The “Fragile Venice” study investigates the processes that contribute to the degradation of the urban system and identifies possible solutions. It is funded by the Italian Ministry of Cultural Heritage and Activities (MiBAC), and provides support for the implementation of the Management Plan for Venice by analyzing the key elements that affect this historically important area, with a view to providing an appropriate and effective response and debunking many commonly held beliefs.
The study focuses on the impact of human activity on the urban and natural environment of Venice and its Lagoon, physically and in terms of behavior, perception and wider demographic trends. Issues raised include waste disposal, transport, tourism, urban planning and the ever-contentious cruise liners that cut a path through the city, towering over its buildings.
The publication will be introduced by its authors, Paolo Gasparoli and Francesco Trovò.

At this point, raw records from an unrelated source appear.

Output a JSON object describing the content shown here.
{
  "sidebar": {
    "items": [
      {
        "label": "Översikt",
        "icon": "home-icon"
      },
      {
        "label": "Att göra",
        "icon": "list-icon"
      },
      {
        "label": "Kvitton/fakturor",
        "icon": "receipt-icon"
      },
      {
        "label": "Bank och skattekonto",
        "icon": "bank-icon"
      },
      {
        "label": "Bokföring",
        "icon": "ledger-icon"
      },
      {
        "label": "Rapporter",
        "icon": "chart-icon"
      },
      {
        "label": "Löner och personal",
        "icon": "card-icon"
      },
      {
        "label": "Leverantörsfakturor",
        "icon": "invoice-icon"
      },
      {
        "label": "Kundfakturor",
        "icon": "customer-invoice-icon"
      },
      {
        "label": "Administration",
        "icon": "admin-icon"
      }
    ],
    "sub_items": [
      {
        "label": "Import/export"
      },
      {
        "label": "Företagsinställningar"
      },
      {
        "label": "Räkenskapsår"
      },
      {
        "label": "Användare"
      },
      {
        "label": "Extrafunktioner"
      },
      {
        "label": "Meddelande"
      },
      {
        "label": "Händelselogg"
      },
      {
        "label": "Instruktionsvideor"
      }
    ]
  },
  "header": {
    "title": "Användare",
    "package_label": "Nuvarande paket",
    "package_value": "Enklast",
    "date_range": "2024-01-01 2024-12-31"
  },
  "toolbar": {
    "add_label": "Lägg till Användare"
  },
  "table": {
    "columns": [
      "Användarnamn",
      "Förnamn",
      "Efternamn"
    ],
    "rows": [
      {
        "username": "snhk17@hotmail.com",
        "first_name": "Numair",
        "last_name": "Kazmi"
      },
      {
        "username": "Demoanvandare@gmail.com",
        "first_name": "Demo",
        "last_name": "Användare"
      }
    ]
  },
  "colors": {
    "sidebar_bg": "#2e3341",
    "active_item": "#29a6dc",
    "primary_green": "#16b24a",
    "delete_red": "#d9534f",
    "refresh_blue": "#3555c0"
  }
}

A discussion will follow, moderated by journalist Alberto Vitucci (La Nuova Venezia) and featuring speakers Renata Codello (superintendent for Architectural Heritage and Landscape in Venice and its Lagoon), Domenico Patassini (Co.Ri.La.), Guido Zucconi (IUAV University of Venice), and Philippe Pypaert of the UNESCO Regional Bureau for Science and Culture in Europe, Venice (Italy).
The study is the result of work conducted by the Superintendency for Architectural Heritage and Landscape in Venice and its Lagoon, Venice Municipality and researchers from Milan Polytechnic.